- GMGenet Mol Biol 2018 May 14
- Gastric cancer (GC) remains one of the main causes of cancer-related death worldwide. There are two distinct histological types of GC: diffuse and intestinal. The latter is characterized by the prese...
Gastric cancer (GC) remains one of the main causes of cancer-related death worldwide. There are two distinct histological types of GC: diffuse and intestinal. The latter is characterized by the presence of pre-neoplastic lesions. One of the most frequently altered enzymes in intestinal GC is COX-2, an important lesion marker. This work aimed to study COX-2 methylation and expression in N-methyl-N-Nitrosurea (MNU)-induced intestinal GC in six Sapajus apella animals.

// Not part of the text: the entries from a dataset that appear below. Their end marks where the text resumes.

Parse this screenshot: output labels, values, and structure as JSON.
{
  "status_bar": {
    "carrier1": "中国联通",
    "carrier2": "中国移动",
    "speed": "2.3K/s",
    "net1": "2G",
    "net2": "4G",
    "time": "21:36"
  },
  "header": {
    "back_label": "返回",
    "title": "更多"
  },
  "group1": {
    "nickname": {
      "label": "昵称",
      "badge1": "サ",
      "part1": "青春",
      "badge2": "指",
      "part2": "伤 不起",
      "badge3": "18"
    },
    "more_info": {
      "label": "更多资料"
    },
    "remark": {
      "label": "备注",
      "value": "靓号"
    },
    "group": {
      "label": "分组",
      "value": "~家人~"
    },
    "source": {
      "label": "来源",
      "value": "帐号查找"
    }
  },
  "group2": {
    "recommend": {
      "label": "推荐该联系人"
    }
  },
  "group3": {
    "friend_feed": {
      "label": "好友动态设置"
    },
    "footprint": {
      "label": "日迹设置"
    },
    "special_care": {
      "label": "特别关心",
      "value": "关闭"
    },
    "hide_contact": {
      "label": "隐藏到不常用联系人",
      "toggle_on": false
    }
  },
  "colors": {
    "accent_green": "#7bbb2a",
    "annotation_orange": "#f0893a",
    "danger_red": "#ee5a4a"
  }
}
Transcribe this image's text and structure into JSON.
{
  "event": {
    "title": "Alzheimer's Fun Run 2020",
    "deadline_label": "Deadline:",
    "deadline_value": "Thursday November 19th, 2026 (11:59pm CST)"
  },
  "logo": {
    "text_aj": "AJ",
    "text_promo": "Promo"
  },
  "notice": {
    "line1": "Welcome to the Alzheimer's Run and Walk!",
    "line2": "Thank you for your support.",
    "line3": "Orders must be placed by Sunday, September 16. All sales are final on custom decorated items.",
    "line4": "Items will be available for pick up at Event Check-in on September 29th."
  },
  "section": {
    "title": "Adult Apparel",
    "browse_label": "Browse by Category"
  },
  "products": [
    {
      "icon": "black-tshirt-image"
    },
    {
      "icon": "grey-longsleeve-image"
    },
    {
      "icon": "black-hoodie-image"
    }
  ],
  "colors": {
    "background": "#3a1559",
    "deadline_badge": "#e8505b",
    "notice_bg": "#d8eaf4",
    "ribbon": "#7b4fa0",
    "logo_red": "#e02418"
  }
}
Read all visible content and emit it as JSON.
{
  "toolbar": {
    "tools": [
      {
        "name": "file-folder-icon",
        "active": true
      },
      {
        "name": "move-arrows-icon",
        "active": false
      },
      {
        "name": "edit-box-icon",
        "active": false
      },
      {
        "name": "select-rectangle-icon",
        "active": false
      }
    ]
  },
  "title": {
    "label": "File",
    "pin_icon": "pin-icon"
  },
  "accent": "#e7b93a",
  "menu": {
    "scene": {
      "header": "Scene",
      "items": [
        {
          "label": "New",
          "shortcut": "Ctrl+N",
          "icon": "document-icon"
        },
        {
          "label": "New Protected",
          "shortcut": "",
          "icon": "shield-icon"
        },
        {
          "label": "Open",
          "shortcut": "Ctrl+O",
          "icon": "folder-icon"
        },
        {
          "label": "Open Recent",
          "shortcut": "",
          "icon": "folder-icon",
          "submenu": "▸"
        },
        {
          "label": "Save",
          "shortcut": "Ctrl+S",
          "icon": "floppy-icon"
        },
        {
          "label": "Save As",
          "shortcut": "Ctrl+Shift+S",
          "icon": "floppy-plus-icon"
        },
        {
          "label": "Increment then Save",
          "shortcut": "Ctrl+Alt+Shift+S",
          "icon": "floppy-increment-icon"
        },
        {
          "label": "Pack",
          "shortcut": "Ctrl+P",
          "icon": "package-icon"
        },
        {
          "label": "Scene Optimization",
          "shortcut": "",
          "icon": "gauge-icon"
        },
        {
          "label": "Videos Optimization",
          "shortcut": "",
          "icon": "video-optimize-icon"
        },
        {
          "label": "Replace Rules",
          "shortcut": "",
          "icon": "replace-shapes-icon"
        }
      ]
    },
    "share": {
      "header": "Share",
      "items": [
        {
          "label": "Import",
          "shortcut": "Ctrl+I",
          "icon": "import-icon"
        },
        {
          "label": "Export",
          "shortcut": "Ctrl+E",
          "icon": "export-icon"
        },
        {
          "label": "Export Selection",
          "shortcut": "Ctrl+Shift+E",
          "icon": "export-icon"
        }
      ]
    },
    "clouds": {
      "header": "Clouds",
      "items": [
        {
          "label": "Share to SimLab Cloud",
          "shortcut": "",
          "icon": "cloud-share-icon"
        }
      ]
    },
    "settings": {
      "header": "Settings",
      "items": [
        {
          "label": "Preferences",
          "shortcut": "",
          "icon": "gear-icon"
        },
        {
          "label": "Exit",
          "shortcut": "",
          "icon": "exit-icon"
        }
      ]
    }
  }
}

The partial promoter sequence of S. apella COX-2 gene was obtained and used to identify transcription factors and cis-regulatory element binding sites. The COX-2 methylation pattern was assessed using Methylation-Specific PCR (MSP), and expression was analyzed by immunohistochemistry (IHQ). A total of 20 samples were obtained. A 675 bp fragment of the S. apella COX-2 promoter region was obtained, and it was 99.2% and 68.2% similar to H. sapiens and S. boliviensis, respectively. Similar to humans, several transcription factors and cis-regulatory element binding sites were identified in the S. apella sequence. MSP revealed that all samples were methylated. However, IHQ results demonstrated positive COX-2 expression in all pre-neoplastic and tumoral samples. The results suggest that the analyzed fragment is not crucial in COX-2 regulation of GC in S. apella.